THE DATA section start

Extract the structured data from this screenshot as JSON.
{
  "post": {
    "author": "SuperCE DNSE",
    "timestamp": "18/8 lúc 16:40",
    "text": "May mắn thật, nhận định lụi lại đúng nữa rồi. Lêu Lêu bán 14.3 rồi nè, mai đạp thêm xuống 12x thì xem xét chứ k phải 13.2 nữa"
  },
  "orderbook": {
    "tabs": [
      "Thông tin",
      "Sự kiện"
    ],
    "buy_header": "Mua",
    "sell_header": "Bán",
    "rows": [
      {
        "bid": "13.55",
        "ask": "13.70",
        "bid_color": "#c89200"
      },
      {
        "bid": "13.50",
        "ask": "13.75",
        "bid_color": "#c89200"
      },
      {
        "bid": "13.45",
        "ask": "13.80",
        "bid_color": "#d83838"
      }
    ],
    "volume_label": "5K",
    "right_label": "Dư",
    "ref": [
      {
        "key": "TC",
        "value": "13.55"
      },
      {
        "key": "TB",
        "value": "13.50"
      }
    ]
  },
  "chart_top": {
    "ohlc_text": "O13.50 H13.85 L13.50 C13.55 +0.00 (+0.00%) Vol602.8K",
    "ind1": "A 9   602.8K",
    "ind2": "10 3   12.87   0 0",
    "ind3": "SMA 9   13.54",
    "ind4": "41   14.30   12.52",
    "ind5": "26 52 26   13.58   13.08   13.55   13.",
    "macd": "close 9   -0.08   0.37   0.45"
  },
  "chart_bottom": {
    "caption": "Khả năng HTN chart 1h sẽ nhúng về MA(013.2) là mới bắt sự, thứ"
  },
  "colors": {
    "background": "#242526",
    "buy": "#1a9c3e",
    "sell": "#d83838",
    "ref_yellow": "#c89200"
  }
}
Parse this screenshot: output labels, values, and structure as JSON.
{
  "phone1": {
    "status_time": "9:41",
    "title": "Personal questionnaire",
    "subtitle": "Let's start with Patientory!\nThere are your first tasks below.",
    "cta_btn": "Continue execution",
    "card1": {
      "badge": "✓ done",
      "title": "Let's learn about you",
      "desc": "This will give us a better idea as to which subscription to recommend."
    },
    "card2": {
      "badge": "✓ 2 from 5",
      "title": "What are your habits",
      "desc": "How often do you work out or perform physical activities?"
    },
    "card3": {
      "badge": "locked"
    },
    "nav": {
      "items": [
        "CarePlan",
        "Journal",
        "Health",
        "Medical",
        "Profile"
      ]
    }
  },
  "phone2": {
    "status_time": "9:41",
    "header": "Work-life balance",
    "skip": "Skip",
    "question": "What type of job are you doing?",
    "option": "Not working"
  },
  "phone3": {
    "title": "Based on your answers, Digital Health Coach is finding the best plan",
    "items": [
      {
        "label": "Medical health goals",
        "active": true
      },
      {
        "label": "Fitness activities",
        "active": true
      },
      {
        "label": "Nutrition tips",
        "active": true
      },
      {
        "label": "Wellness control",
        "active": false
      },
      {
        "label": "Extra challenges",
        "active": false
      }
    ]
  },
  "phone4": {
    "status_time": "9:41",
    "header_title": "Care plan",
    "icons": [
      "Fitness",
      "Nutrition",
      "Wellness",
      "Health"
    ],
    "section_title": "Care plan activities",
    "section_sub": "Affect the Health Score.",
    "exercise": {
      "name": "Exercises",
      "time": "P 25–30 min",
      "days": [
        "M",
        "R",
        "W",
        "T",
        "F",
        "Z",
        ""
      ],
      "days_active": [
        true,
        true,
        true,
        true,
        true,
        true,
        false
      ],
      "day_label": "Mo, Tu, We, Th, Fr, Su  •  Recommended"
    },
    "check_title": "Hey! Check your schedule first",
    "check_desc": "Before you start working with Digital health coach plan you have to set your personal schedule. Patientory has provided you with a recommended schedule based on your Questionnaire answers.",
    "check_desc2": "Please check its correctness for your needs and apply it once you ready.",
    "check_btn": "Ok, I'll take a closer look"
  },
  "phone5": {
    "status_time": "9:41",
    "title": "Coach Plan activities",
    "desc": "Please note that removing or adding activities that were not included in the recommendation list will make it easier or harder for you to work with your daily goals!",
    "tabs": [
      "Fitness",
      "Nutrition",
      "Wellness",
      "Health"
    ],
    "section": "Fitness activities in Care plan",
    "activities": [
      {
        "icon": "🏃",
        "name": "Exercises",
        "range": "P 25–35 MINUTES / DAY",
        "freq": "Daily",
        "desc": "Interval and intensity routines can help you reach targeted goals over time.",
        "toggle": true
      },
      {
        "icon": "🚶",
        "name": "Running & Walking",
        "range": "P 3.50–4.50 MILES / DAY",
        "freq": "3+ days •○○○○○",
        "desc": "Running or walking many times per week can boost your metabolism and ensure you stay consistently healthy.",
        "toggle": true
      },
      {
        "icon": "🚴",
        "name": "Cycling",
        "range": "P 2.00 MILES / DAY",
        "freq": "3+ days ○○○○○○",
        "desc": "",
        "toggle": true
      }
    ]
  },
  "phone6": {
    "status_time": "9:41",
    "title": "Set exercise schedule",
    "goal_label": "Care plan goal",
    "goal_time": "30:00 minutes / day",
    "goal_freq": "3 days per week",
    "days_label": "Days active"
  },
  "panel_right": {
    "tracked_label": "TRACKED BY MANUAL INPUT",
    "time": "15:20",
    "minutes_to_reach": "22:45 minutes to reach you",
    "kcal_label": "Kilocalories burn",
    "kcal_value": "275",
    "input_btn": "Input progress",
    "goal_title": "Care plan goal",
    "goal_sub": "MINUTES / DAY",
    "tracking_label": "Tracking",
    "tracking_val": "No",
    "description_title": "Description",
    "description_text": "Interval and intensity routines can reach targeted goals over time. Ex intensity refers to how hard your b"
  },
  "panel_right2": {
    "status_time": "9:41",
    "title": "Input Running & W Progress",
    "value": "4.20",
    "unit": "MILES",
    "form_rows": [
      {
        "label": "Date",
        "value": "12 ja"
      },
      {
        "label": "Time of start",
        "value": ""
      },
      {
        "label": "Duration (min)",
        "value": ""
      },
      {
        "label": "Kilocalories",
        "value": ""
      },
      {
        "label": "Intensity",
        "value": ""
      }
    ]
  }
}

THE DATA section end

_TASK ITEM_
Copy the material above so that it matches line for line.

_ANSWER FOR THIS EXERCISE_
Extract the structured data from this screenshot as JSON.
{
  "post": {
    "author": "SuperCE DNSE",
    "timestamp": "18/8 lúc 16:40",
    "text": "May mắn thật, nhận định lụi lại đúng nữa rồi. Lêu Lêu bán 14.3 rồi nè, mai đạp thêm xuống 12x thì xem xét chứ k phải 13.2 nữa"
  },
  "orderbook": {
    "tabs": [
      "Thông tin",
      "Sự kiện"
    ],
    "buy_header": "Mua",
    "sell_header": "Bán",
    "rows": [
      {
        "bid": "13.55",
        "ask": "13.70",
        "bid_color": "#c89200"
      },
      {
        "bid": "13.50",
        "ask": "13.75",
        "bid_color": "#c89200"
      },
      {
        "bid": "13.45",
        "ask": "13.80",
        "bid_color": "#d83838"
      }
    ],
    "volume_label": "5K",
    "right_label": "Dư",
    "ref": [
      {
        "key": "TC",
        "value": "13.55"
      },
      {
        "key": "TB",
        "value": "13.50"
      }
    ]
  },
  "chart_top": {
    "ohlc_text": "O13.50 H13.85 L13.50 C13.55 +0.00 (+0.00%) Vol602.8K",
    "ind1": "A 9   602.8K",
    "ind2": "10 3   12.87   0 0",
    "ind3": "SMA 9   13.54",
    "ind4": "41   14.30   12.52",
    "ind5": "26 52 26   13.58   13.08   13.55   13.",
    "macd": "close 9   -0.08   0.37   0.45"
  },
  "chart_bottom": {
    "caption": "Khả năng HTN chart 1h sẽ nhúng về MA(013.2) là mới bắt sự, thứ"
  },
  "colors": {
    "background": "#242526",
    "buy": "#1a9c3e",
    "sell": "#d83838",
    "ref_yellow": "#c89200"
  }
}
Parse this screenshot: output labels, values, and structure as JSON.
{
  "phone1": {
    "status_time": "9:41",
    "title": "Personal questionnaire",
    "subtitle": "Let's start with Patientory!\nThere are your first tasks below.",
    "cta_btn": "Continue execution",
    "card1": {
      "badge": "✓ done",
      "title": "Let's learn about you",
      "desc": "This will give us a better idea as to which subscription to recommend."
    },
    "card2": {
      "badge": "✓ 2 from 5",
      "title": "What are your habits",
      "desc": "How often do you work out or perform physical activities?"
    },
    "card3": {
      "badge": "locked"
    },
    "nav": {
      "items": [
        "CarePlan",
        "Journal",
        "Health",
        "Medical",
        "Profile"
      ]
    }
  },
  "phone2": {
    "status_time": "9:41",
    "header": "Work-life balance",
    "skip": "Skip",
    "question": "What type of job are you doing?",
    "option": "Not working"
  },
  "phone3": {
    "title": "Based on your answers, Digital Health Coach is finding the best plan",
    "items": [
      {
        "label": "Medical health goals",
        "active": true
      },
      {
        "label": "Fitness activities",
        "active": true
      },
      {
        "label": "Nutrition tips",
        "active": true
      },
      {
        "label": "Wellness control",
        "active": false
      },
      {
        "label": "Extra challenges",
        "active": false
      }
    ]
  },
  "phone4": {
    "status_time": "9:41",
    "header_title": "Care plan",
    "icons": [
      "Fitness",
      "Nutrition",
      "Wellness",
      "Health"
    ],
    "section_title": "Care plan activities",
    "section_sub": "Affect the Health Score.",
    "exercise": {
      "name": "Exercises",
      "time": "P 25–30 min",
      "days": [
        "M",
        "R",
        "W",
        "T",
        "F",
        "Z",
        ""
      ],
      "days_active": [
        true,
        true,
        true,
        true,
        true,
        true,
        false
      ],
      "day_label": "Mo, Tu, We, Th, Fr, Su  •  Recommended"
    },
    "check_title": "Hey! Check your schedule first",
    "check_desc": "Before you start working with Digital health coach plan you have to set your personal schedule. Patientory has provided you with a recommended schedule based on your Questionnaire answers.",
    "check_desc2": "Please check its correctness for your needs and apply it once you ready.",
    "check_btn": "Ok, I'll take a closer look"
  },
  "phone5": {
    "status_time": "9:41",
    "title": "Coach Plan activities",
    "desc": "Please note that removing or adding activities that were not included in the recommendation list will make it easier or harder for you to work with your daily goals!",
    "tabs": [
      "Fitness",
      "Nutrition",
      "Wellness",
      "Health"
    ],
    "section": "Fitness activities in Care plan",
    "activities": [
      {
        "icon": "🏃",
        "name": "Exercises",
        "range": "P 25–35 MINUTES / DAY",
        "freq": "Daily",
        "desc": "Interval and intensity routines can help you reach targeted goals over time.",
        "toggle": true
      },
      {
        "icon": "🚶",
        "name": "Running & Walking",
        "range": "P 3.50–4.50 MILES / DAY",
        "freq": "3+ days •○○○○○",
        "desc": "Running or walking many times per week can boost your metabolism and ensure you stay consistently healthy.",
        "toggle": true
      },
      {
        "icon": "🚴",
        "name": "Cycling",
        "range": "P 2.00 MILES / DAY",
        "freq": "3+ days ○○○○○○",
        "desc": "",
        "toggle": true
      }
    ]
  },
  "phone6": {
    "status_time": "9:41",
    "title": "Set exercise schedule",
    "goal_label": "Care plan goal",
    "goal_time": "30:00 minutes / day",
    "goal_freq": "3 days per week",
    "days_label": "Days active"
  },
  "panel_right": {
    "tracked_label": "TRACKED BY MANUAL INPUT",
    "time": "15:20",
    "minutes_to_reach": "22:45 minutes to reach you",
    "kcal_label": "Kilocalories burn",
    "kcal_value": "275",
    "input_btn": "Input progress",
    "goal_title": "Care plan goal",
    "goal_sub": "MINUTES / DAY",
    "tracking_label": "Tracking",
    "tracking_val": "No",
    "description_title": "Description",
    "description_text": "Interval and intensity routines can reach targeted goals over time. Ex intensity refers to how hard your b"
  },
  "panel_right2": {
    "status_time": "9:41",
    "title": "Input Running & W Progress",
    "value": "4.20",
    "unit": "MILES",
    "form_rows": [
      {
        "label": "Date",
        "value": "12 ja"
      },
      {
        "label": "Time of start",
        "value": ""
      },
      {
        "label": "Duration (min)",
        "value": ""
      },
      {
        "label": "Kilocalories",
        "value": ""
      },
      {
        "label": "Intensity",
        "value": ""
      }
    ]
  }
}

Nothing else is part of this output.